Giri writes of sadness felt incessantly by him and a rather over-burdensome sadness prevades his poems. No product of any personal trauma, yet this sadness was intrinsic to Giri's own nature. The poets painful realisation of the sad plight of the Indian Nepalese of Gorkhas made it later more acute and the poet discursive. Nevertheless a majority of the best poems of Giri fall in the later category of his poems. In his first phase the poet alternated between inwardly cognizing his sadness as though in purity when poetry was for him 'a painful expression of an accursed life' and focusing it outward and bearing it in fusion with other feelings as an in-grown aspect of the existing social reality. The second choice or tendency perceptibly gained on the first.

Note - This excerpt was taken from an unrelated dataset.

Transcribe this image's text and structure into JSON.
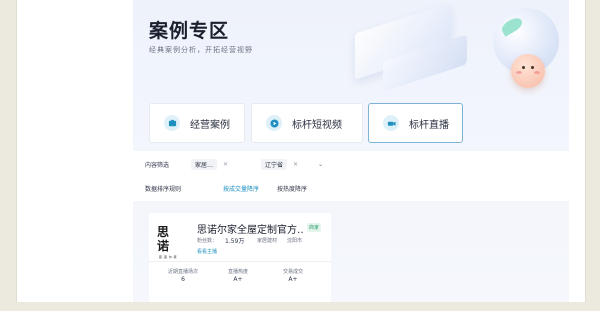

Of the Indian Nepalis or Gorkhas, who, Giri felt, are today only a faint shadow of their former glorious self, he says:
You have become unrecognisable here
Blood in your cheeks has dried up
The light in your eyes is gone
You look like a child who has fallen asleep, sobbing
Like a prisoner tortured long
The ill-fated whose morsels are snatched away
And the house dispossessed
I have come only to see whether you are 'You'
But, you have become unrecognisable
Ever of romantic temperaments in his writings, Giri wrote lilting metrical lines and smoothly rhythmical free verse with equal ease. He opted increasingly for the second in his later days in an effort to selectively take in some of the agreeable aspects of modernist writing. He wrote युद्ध र् योउधा (Youdha r Yoodhaa) - War and Warrior making relevant to the Gorkhas on a grand scale the ringing declaration of Netaji Subash Chandra Bose 'You can perhaps force a man to shoulder a rifle but you can never make him fight to give his life for a cause which is not his own.'
Source - gorkhapedia